▶ **Information**

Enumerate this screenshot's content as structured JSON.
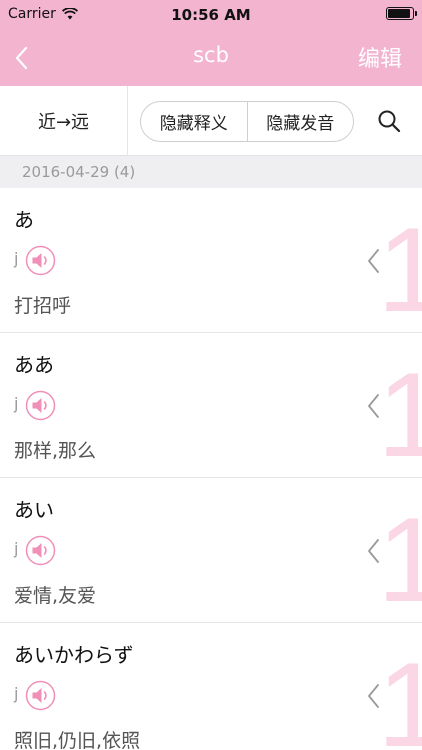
{
  "status_bar": {
    "carrier": "Carrier",
    "time": "10:56 AM",
    "battery_level": 0.9
  },
  "nav": {
    "title": "scb",
    "edit_label": "编辑"
  },
  "toolbar": {
    "sort_label": "近→远",
    "hide_meaning_label": "隐藏释义",
    "hide_pronunciation_label": "隐藏发音"
  },
  "section": {
    "header": "2016-04-29 (4)"
  },
  "entries": [
    {
      "word": "あ",
      "reading": "j",
      "meaning": "打招呼",
      "count": "1"
    },
    {
      "word": "ああ",
      "reading": "j",
      "meaning": "那样,那么",
      "count": "1"
    },
    {
      "word": "あい",
      "reading": "j",
      "meaning": "爱情,友爱",
      "count": "1"
    },
    {
      "word": "あいかわらず",
      "reading": "j",
      "meaning": "照旧,仍旧,依照",
      "count": "1"
    }
  ],
  "colors": {
    "accent": "#f2b4cf",
    "speaker_pink": "#f08fb8",
    "count_watermark": "#fbd6e4"
  },
  "icons": [
    "wifi-icon",
    "battery-icon",
    "back-arrow-icon",
    "search-icon",
    "speaker-icon",
    "chevron-left-icon"
  ]
}
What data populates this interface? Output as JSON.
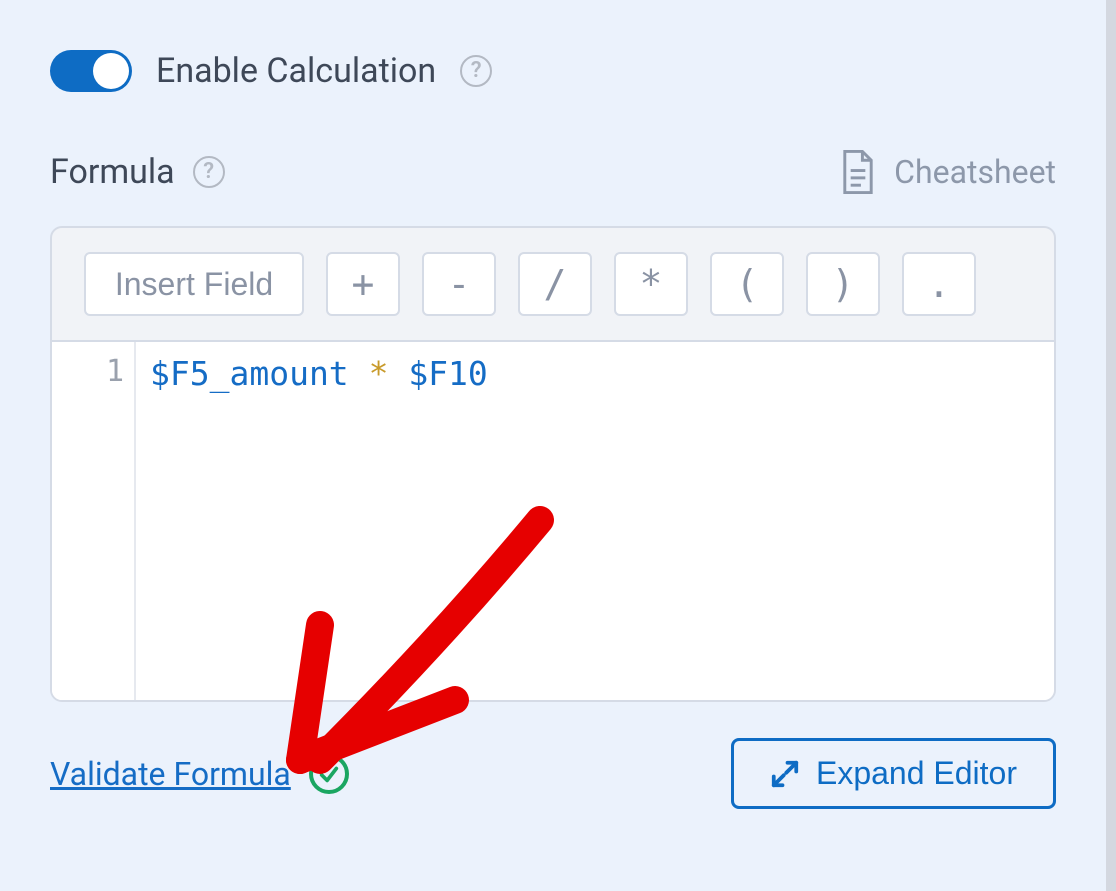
{
  "toggle": {
    "label": "Enable Calculation"
  },
  "section": {
    "title": "Formula",
    "cheatsheet": "Cheatsheet"
  },
  "toolbar": {
    "insert_field": "Insert Field",
    "plus": "+",
    "minus": "-",
    "divide": "/",
    "multiply": "*",
    "lparen": "(",
    "rparen": ")",
    "dot": "."
  },
  "code": {
    "line_number": "1",
    "var1": "$F5_amount",
    "op": "*",
    "var2": "$F10"
  },
  "footer": {
    "validate": "Validate Formula",
    "expand": "Expand Editor"
  }
}
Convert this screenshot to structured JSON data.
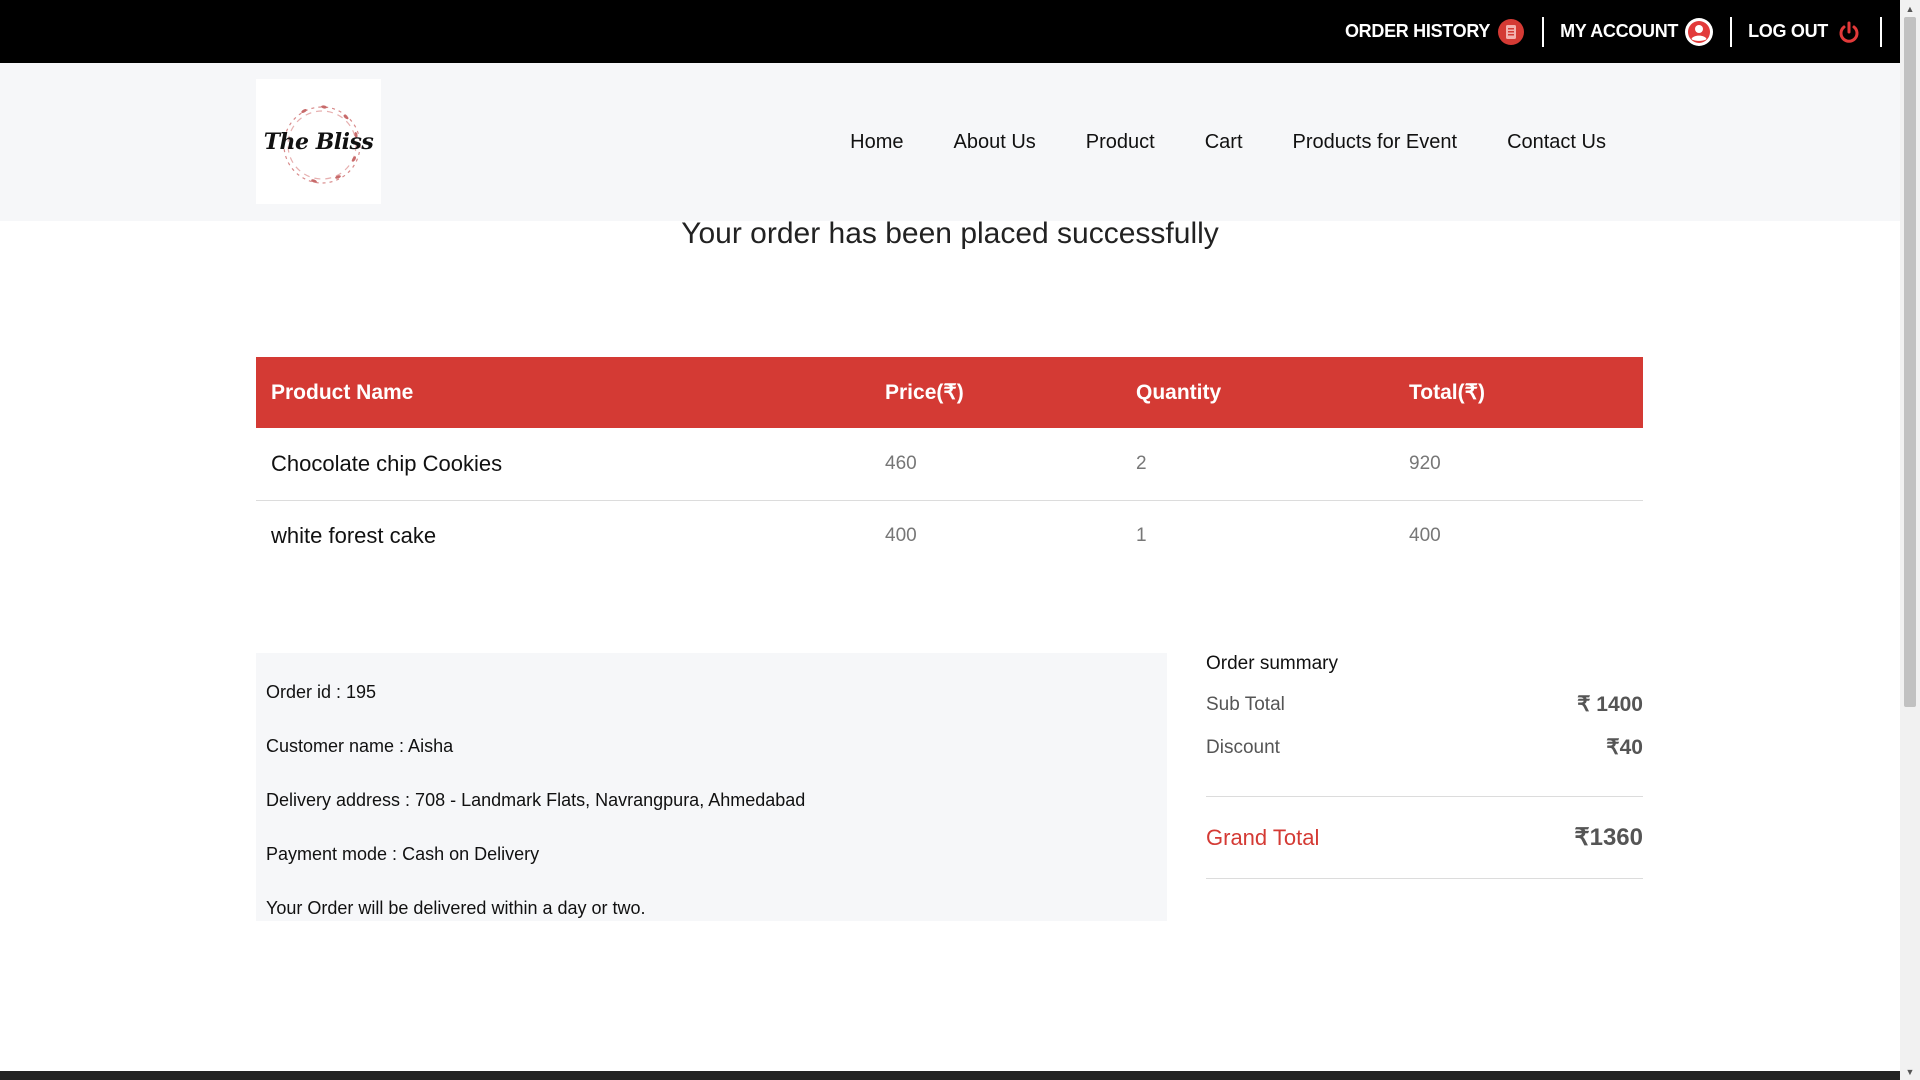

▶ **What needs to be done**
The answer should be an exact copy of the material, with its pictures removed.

▶ **Expected output**
Enumerate this screenshot's content as structured JSON.
{
  "status_bar": {
    "carrier": "Carrier",
    "time": "10:56 AM",
    "battery_level": 0.9
  },
  "nav": {
    "title": "scb",
    "edit_label": "编辑"
  },
  "toolbar": {
    "sort_label": "近→远",
    "hide_meaning_label": "隐藏释义",
    "hide_pronunciation_label": "隐藏发音"
  },
  "section": {
    "header": "2016-04-29 (4)"
  },
  "entries": [
    {
      "word": "あ",
      "reading": "j",
      "meaning": "打招呼",
      "count": "1"
    },
    {
      "word": "ああ",
      "reading": "j",
      "meaning": "那样,那么",
      "count": "1"
    },
    {
      "word": "あい",
      "reading": "j",
      "meaning": "爱情,友爱",
      "count": "1"
    },
    {
      "word": "あいかわらず",
      "reading": "j",
      "meaning": "照旧,仍旧,依照",
      "count": "1"
    }
  ],
  "colors": {
    "accent": "#f2b4cf",
    "speaker_pink": "#f08fb8",
    "count_watermark": "#fbd6e4"
  },
  "icons": [
    "wifi-icon",
    "battery-icon",
    "back-arrow-icon",
    "search-icon",
    "speaker-icon",
    "chevron-left-icon"
  ]
}
What data populates this interface? Output as JSON.
{
  "toggle": {
    "label": "Enable Calculation"
  },
  "section": {
    "title": "Formula",
    "cheatsheet": "Cheatsheet"
  },
  "toolbar": {
    "insert_field": "Insert Field",
    "plus": "+",
    "minus": "-",
    "divide": "/",
    "multiply": "*",
    "lparen": "(",
    "rparen": ")",
    "dot": "."
  },
  "code": {
    "line_number": "1",
    "var1": "$F5_amount",
    "op": "*",
    "var2": "$F10"
  },
  "footer": {
    "validate": "Validate Formula",
    "expand": "Expand Editor"
  }
}
Convert this screenshot to structured JSON data.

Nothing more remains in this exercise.